}

private void vGridControl1_MouseMove(object sender, System.Windows.Forms.MouseEventArgs e) {
   VGridControl vGrid = sender as VGridControl;
   if (!dragging) return;
   int deltaX = e.X - startDragPoint.X;
   int deltaY = e.Y - startDragPoint.Y;
   if ((Math.Abs(deltaX) < 10) && (Math.Abs(deltaY) < 10)) return;
   VGridHitInfo hitInfo = vGrid.CalcHitInfo(startDragPoint);
   int recordIndex = hitInfo.RecordIndex;
   if (recordIndex == -1) return;
   GetRecordValuesOperation operation = new GetRecordValuesOperation(vGrid, hitInfo.RecordIndex);
   vGrid.RowsIterator.DoOperation(operation);
   string dragData = operation.CellValues;
   DragDropEffects effect = vGrid.DoDragDrop(dragData, DragDropEffects.Copy | DragDropEffects.Move);      
   if (effect == DragDropEffects.Move) {
      (vGrid.DataSource as DataTable).Rows.RemoveAt(recordIndex);
      oleDbDataAdapter1.Update(vGrid.DataSource as DataTable);
   }
}

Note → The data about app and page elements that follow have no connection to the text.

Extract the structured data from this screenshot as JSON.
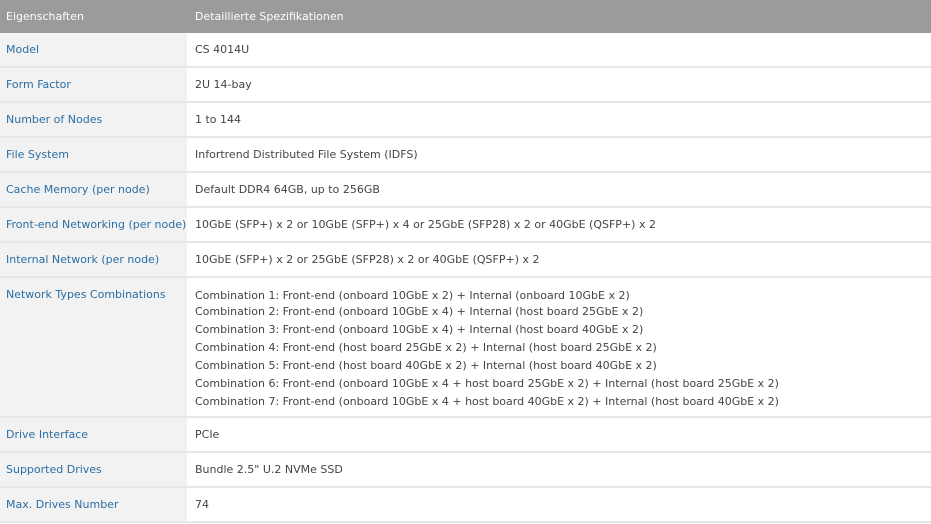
{
  "header": {
    "property": "Eigenschaften",
    "value": "Detaillierte Spezifikationen"
  },
  "rows": [
    {
      "property": "Model",
      "value": "CS 4014U"
    },
    {
      "property": "Form Factor",
      "value": "2U 14-bay"
    },
    {
      "property": "Number of Nodes",
      "value": "1 to 144"
    },
    {
      "property": "File System",
      "value": "Infortrend Distributed File System (IDFS)"
    },
    {
      "property": "Cache Memory (per node)",
      "value": "Default DDR4 64GB, up to 256GB"
    },
    {
      "property": "Front-end Networking (per node)",
      "value": "10GbE (SFP+) x 2 or 10GbE (SFP+) x 4 or 25GbE (SFP28) x 2 or 40GbE (QSFP+) x 2"
    },
    {
      "property": "Internal Network (per node)",
      "value": "10GbE (SFP+) x 2 or 25GbE (SFP28) x 2 or 40GbE (QSFP+) x 2"
    },
    {
      "property": "Network Types Combinations",
      "lines": [
        "Combination 1: Front-end (onboard 10GbE x 2) + Internal (onboard 10GbE x 2)",
        "Combination 2: Front-end (onboard 10GbE x 4) + Internal (host board 25GbE x 2)",
        "Combination 3: Front-end (onboard 10GbE x 4) + Internal (host board 40GbE x 2)",
        "Combination 4: Front-end (host board 25GbE x 2) + Internal (host board 25GbE x 2)",
        "Combination 5: Front-end (host board 40GbE x 2) + Internal (host board 40GbE x 2)",
        "Combination 6: Front-end (onboard 10GbE x 4 + host board 25GbE x 2) + Internal (host board 25GbE x 2)",
        "Combination 7: Front-end (onboard 10GbE x 4 + host board 40GbE x 2) + Internal (host board 40GbE x 2)"
      ]
    },
    {
      "property": "Drive Interface",
      "value": "PCIe"
    },
    {
      "property": "Supported Drives",
      "value": "Bundle 2.5\" U.2 NVMe SSD"
    },
    {
      "property": "Max. Drives Number",
      "value": "74"
    }
  ],
  "colors": {
    "header_bg": "#9b9b9b",
    "property_bg": "#f2f2f2",
    "property_text": "#2a6ea3",
    "value_text": "#444444"
  }
}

public class GetRecordValuesOperation : RowOperation {
   int recordIndex;
   VGridControl grid;
   string cellValues;
   public GetRecordValuesOperation(VGridControl grid, int recordIndex) : base() {
      this.recordIndex = recordIndex;
      this.grid = grid;
      this.cellValues = "";
   }
   public override void Execute(BaseRow row) {
      if (row is EditorRow)
         cellValues += row.Properties.Caption + ": " + grid.GetCellValue(row, recordIndex).ToString() + "\n";
      else if (row is MultiEditorRow) {
         MultiEditorRow meRow = row as MultiEditorRow;
         string meRowValues = "";
         foreach (MultiEditorRowProperties props in meRow.PropertiesCollection)
            meRowValues += props.Caption + ": " + grid.GetCellValue(props, recordIndex).ToString() + " | ";
         cellValues += meRowValues.Substring(0, meRowValues.Length - 3) + "\n";
      }
   }
   public string CellValues { get { return cellValues; } }
}

The image below shows an example of moving record values to a Microsoft Word document.

DragDrop - Source_New